Dataset extract —
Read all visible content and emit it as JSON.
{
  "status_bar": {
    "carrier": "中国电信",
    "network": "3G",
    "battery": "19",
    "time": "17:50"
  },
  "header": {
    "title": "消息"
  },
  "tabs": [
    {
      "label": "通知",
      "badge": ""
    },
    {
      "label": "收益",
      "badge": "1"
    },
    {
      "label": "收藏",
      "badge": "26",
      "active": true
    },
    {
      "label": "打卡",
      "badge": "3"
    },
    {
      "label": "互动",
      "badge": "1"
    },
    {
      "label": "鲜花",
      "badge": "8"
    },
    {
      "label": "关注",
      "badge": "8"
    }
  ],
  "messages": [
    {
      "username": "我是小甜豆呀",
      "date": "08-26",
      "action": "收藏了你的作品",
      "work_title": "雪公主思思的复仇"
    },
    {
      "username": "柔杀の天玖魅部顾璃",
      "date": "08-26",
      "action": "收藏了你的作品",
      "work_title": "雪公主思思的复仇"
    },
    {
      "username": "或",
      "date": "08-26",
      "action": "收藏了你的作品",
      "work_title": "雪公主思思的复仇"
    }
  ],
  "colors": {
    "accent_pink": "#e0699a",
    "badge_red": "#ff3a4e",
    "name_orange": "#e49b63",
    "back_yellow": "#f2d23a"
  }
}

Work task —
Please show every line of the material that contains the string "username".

Response —
      "username": "我是小甜豆呀",
      "username": "柔杀の天玖魅部顾璃",
      "username": "或",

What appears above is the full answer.